February 20, 2021

A first group of 25 asylum-seekers crossed the US border Friday under President Joe Biden's sweeping immigration reforms, while thousands more waited in Mexico hoping that they, too, would be allowed in.

Migrants from Central America walk toward a US border patrol vehicle
Migrants from Central America walk toward a US border patrol vehicleImage: Jose Luis Gonzalez/REUTERS

The asylum-seekers were allowed into the US on Friday as part of President Joe Biden's efforts to unwind the Trump administration's restrictive immigration policies.
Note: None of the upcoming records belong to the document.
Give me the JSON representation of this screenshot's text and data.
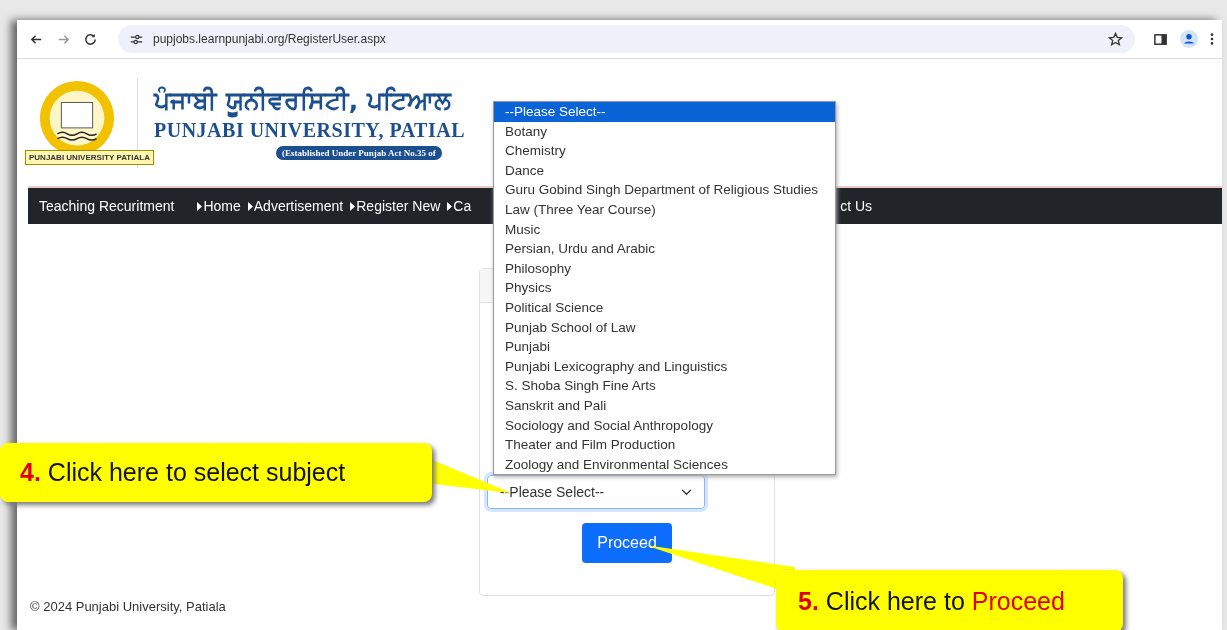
{
  "browser": {
    "url": "pupjobs.learnpunjabi.org/RegisterUser.aspx"
  },
  "header": {
    "title_punjabi": "ਪੰਜਾਬੀ ਯੂਨੀਵਰਸਿਟੀ, ਪਟਿਆਲ",
    "title_english": "PUNJABI UNIVERSITY, PATIAL",
    "established": "(Established Under Punjab Act No.35 of",
    "logo_caption": "PUNJABI UNIVERSITY PATIALA"
  },
  "nav": [
    {
      "label": "Teaching Recuritment",
      "kind": "brand"
    },
    {
      "label": "Home",
      "kind": "link"
    },
    {
      "label": "Advertisement",
      "kind": "link"
    },
    {
      "label": "Register New",
      "kind": "link"
    },
    {
      "label": "Ca",
      "kind": "link"
    },
    {
      "label": "ct Us",
      "kind": "tail"
    }
  ],
  "subject_select": {
    "value": "--Please Select--",
    "expanded": true,
    "options": [
      {
        "label": "--Please Select--",
        "selected": true
      },
      {
        "label": "Botany",
        "selected": false
      },
      {
        "label": "Chemistry",
        "selected": false
      },
      {
        "label": "Dance",
        "selected": false
      },
      {
        "label": "Guru Gobind Singh Department of Religious Studies",
        "selected": false
      },
      {
        "label": "Law (Three Year Course)",
        "selected": false
      },
      {
        "label": "Music",
        "selected": false
      },
      {
        "label": "Persian, Urdu and Arabic",
        "selected": false
      },
      {
        "label": "Philosophy",
        "selected": false
      },
      {
        "label": "Physics",
        "selected": false
      },
      {
        "label": "Political Science",
        "selected": false
      },
      {
        "label": "Punjab School of Law",
        "selected": false
      },
      {
        "label": "Punjabi",
        "selected": false
      },
      {
        "label": "Punjabi Lexicography and Linguistics",
        "selected": false
      },
      {
        "label": "S. Shoba Singh Fine Arts",
        "selected": false
      },
      {
        "label": "Sanskrit and Pali",
        "selected": false
      },
      {
        "label": "Sociology and Social Anthropology",
        "selected": false
      },
      {
        "label": "Theater and Film Production",
        "selected": false
      },
      {
        "label": "Zoology and Environmental Sciences",
        "selected": false
      }
    ]
  },
  "proceed_button": "Proceed",
  "footer": "© 2024 Punjabi University, Patiala",
  "callouts": [
    {
      "number": "4.",
      "text": "Click here to select subject"
    },
    {
      "number": "5.",
      "text": "Click here to",
      "highlight": "Proceed"
    }
  ]
}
Under former president Donald Trump's "Remain in Mexico" program, tens of thousands of non-Mexican asylum seekers — mostly from Central America — were sent back over the border pending the outcome of their applications.

Biden's administration moved quickly to start dismantling the controversial policy, officially called the Migrant Protection Protocols (MPP), with a first stage that began on Friday.

'An important step'

The American Civil Liberties Union welcomed their arrival as "an important step in rebuilding" the US asylum system. "But thousands are still suffering right now stuck in limbo under this inhumane policy," ACLU San Diego spokesman Edward Sifuentes said.

According to the US Department of Homeland Security (DHS), there are approximately 25,000 active cases. Mexico says 6,000 remain on its territory.

Life under threat of deportation

The 25 asylum-seekers were allowed to enter in San Ysidro, California, and will now be quarantining at a local hotel, according to Reuters news agency. They were tested for coronavirus before entering. 

There was some confusion over the launching of a website that enables migrants with active cases to register for hearings remotely, to be processed at the US-Mexico border. 

"We have faith in God that we will be allowed in. We have already spent enough time here," Enda Marisol told AP news agency. She has been awaiting her hearing with her 10-year-old son. 

Reversal of Trump policies

Biden began overturning Trump's hardline immigration policies on January 20, his first day in office, when he lifted a travel ban on 13 mostly Muslim-majority and African countries, halted construction of the US-Mexico border wall and reversed other measures.

Democrats on Thursday formally introduced Biden's sweeping immigration bill in Congress, a measure that would provide a path to US citizenship for an estimated 11 million immigrants in the country illegally.

The Biden administration is treading carefully in its efforts to process asylum-seekers, wary that the policy shift could encourage more migrants to trek to the US-Mexico border. US officials say anyone who seeks to enter and does not have an active MPP case will be immediately expelled.

tg/sri (AP, AFP, Reuters)